Since a long-time India has deal with gender-based violence. Every 16 minutes, a women is raped while a domestic violence case is reported every 4.4 minutes. Acid attack is not something unheard in India and is the most effective weapon of war against women. Acid Survivors Foundation, India (ASFI) has collected data from newspaper reports that indicate a clear growth in the number of cases. In 2010 there were 80 victims, in 2011 and 2012 there were 106 victims, in 2013 there were 122 victims and in 2014 there were 130 victims until November. “The Stop Acid Attacks campaign” claims there have been 386 cases in the period of 2013 to 2014.
Power Story of Unwavering Courage of Acid Attack Survivors who Choose not to be The Victims

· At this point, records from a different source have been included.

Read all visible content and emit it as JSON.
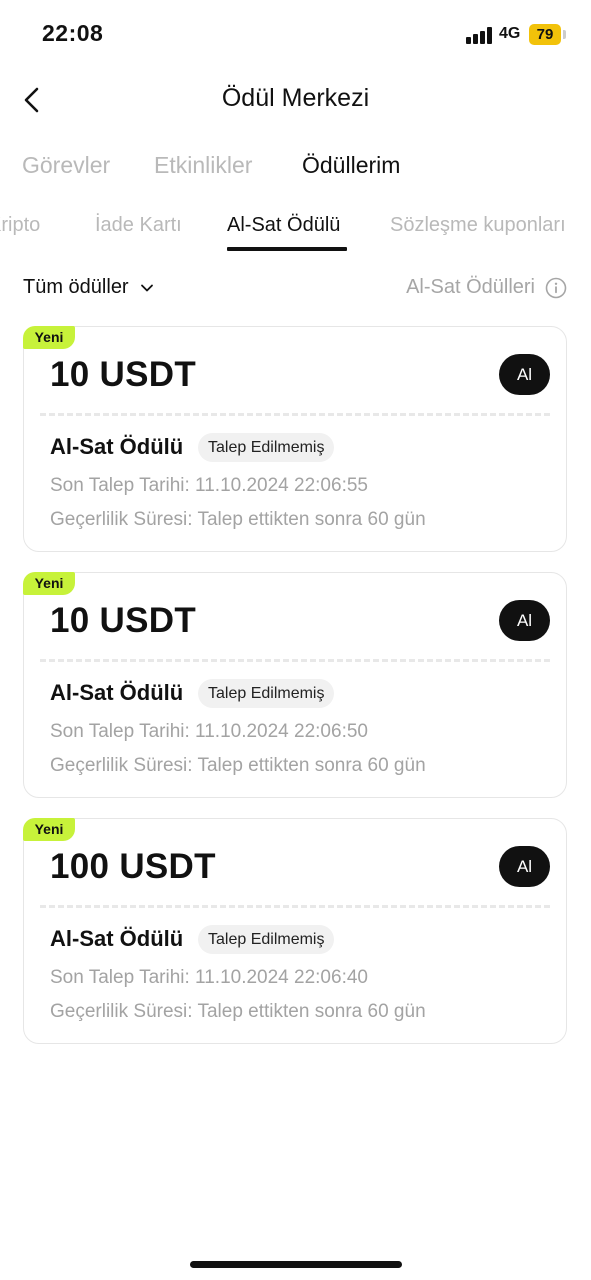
{
  "status_bar": {
    "time": "22:08",
    "network": "4G",
    "battery": "79"
  },
  "header": {
    "title": "Ödül Merkezi",
    "back_icon": "chevron-left-icon"
  },
  "main_tabs": [
    {
      "label": "Görevler",
      "active": false
    },
    {
      "label": "Etkinlikler",
      "active": false
    },
    {
      "label": "Ödüllerim",
      "active": true
    }
  ],
  "sub_tabs": [
    {
      "label": "Kripto",
      "active": false
    },
    {
      "label": "İade Kartı",
      "active": false
    },
    {
      "label": "Al-Sat Ödülü",
      "active": true
    },
    {
      "label": "Sözleşme kuponları",
      "active": false
    }
  ],
  "filter": {
    "dropdown_label": "Tüm ödüller",
    "info_label": "Al-Sat Ödülleri"
  },
  "rewards": [
    {
      "badge": "Yeni",
      "amount": "10 USDT",
      "button_label": "Al",
      "name": "Al-Sat Ödülü",
      "status": "Talep Edilmemiş",
      "deadline": "Son Talep Tarihi: 11.10.2024 22:06:55",
      "validity": "Geçerlilik Süresi: Talep ettikten sonra 60 gün"
    },
    {
      "badge": "Yeni",
      "amount": "10 USDT",
      "button_label": "Al",
      "name": "Al-Sat Ödülü",
      "status": "Talep Edilmemiş",
      "deadline": "Son Talep Tarihi: 11.10.2024 22:06:50",
      "validity": "Geçerlilik Süresi: Talep ettikten sonra 60 gün"
    },
    {
      "badge": "Yeni",
      "amount": "100 USDT",
      "button_label": "Al",
      "name": "Al-Sat Ödülü",
      "status": "Talep Edilmemiş",
      "deadline": "Son Talep Tarihi: 11.10.2024 22:06:40",
      "validity": "Geçerlilik Süresi: Talep ettikten sonra 60 gün"
    }
  ],
  "colors": {
    "accent_badge": "#c7f23a",
    "battery": "#f2c20a",
    "muted_text": "#a3a3a3"
  }
}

In 2013 the law against acid attack was reformed. According to the law attacking someone with acid is considered as a separate offense and can be punished for 10 years in prison. Acid is banned over-the-counter sales and there is a mandatory free treatment for the victims of attacks.

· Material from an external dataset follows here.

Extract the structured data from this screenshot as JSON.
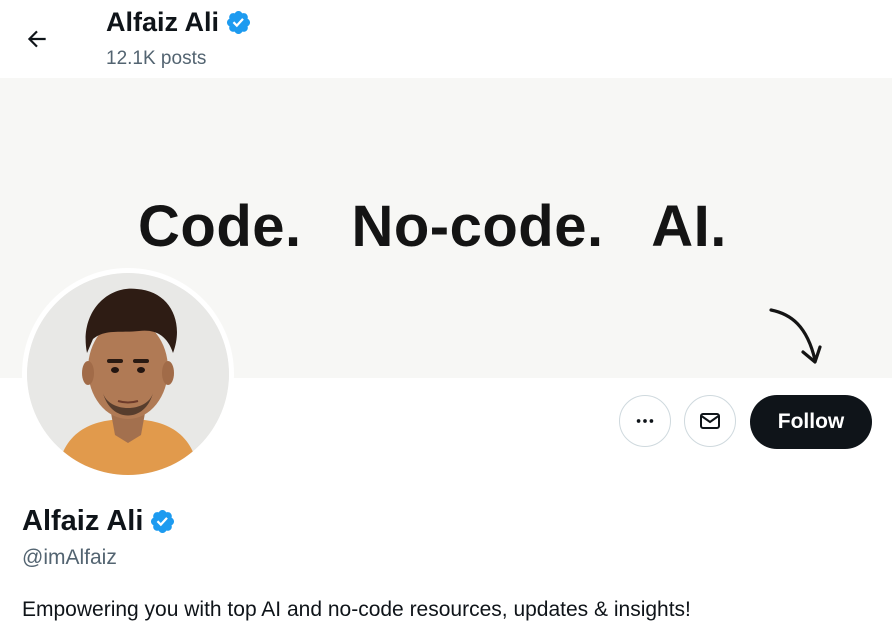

The victims of acid attacks are already under severe torment and the society’s reaction further stirs the pain. The victims succumb to the societal pressure for they fear those stares full of disgust and for the discrimination they would face.
But there are some survivors who set an example for our society and we should learn a lesson from them on how to fight back despite all odds. The café “Sheroes Hangout” has made a big difference by empowering victims of acid attack. This café is located in the Indian city of Agra, near to the Taj Mahal.
Sheroes Hangout is the world first café run by female acid attack survivors. It looks like any other average café located near Taj Mahal. It serves chai ( tea) and French fries and provides free Wi-Fi to attracts visitors from different places.
This café attracts 80 customers on an average day but mostly tourists. According to the manager of Sheroes Hangout, Atul Kumar, “The first initiative of this café is to reintegrate survivors back into mainstream Indian society”. In 2015, it first opened its doors, the café is the invention of the Stop Acid Attacks campaign and an NGO “Chhanv Foundation” who demanded to eliminate acid violence in India since 2013.
This café aims to instill confidence and encourage the survivors of heinous acid attacks. When these women were brought into the mainstream, they initially met with opposition and the response was certainly not positive.
Sheroes started this café with five women. They assigned different role to the survivors, thereby giving them a chance to interact with guests so as to boost up their confidence.
An aspiring chef, 24 years old Neetu who was left blind after her own father threw acid on her, offers coffee alongside her mother and friend survivor Geetu. Dolly who was attacked as a 12 year old after refusing the advances of a 25 years old man occasionally manages the library. 24 year old Rupa who nearly died from her injuries after her stepmother flung acid on her, designs dresses on display at the café, while Ritu, 20 year old manages accounts.
Now this café is renovated and has added some more things like library, art gallery and even an activism center. Sheroes has been successful in rebuilding women’s confidence. Sheroes symbolizes power. Now they are carefree as they pose for selfies and interact with people confidently. As Dolly says,“You burnt my face but not my will to live. You can’t throw acid on that.”
Rupa’s talent lies in fashion designing and she further wants to pursue her career in this domain. Her designed clothes are available at this café.
Ritu says, “We have been able to move on from the anger and hurt because outer beauty is momentary. We feel being beautiful inside is more important that lasts a life-long-time”.
Acid attack is one of the most heinous crimes prevalent in the society. These survivors and their powerful determination to live as equal in the society proves that at the end it’s the inner courage and the rebellion to never give up that keeps you going. Something as temporary as looks will eventually fade away but the inner soul, well, that should be beautiful that will stay.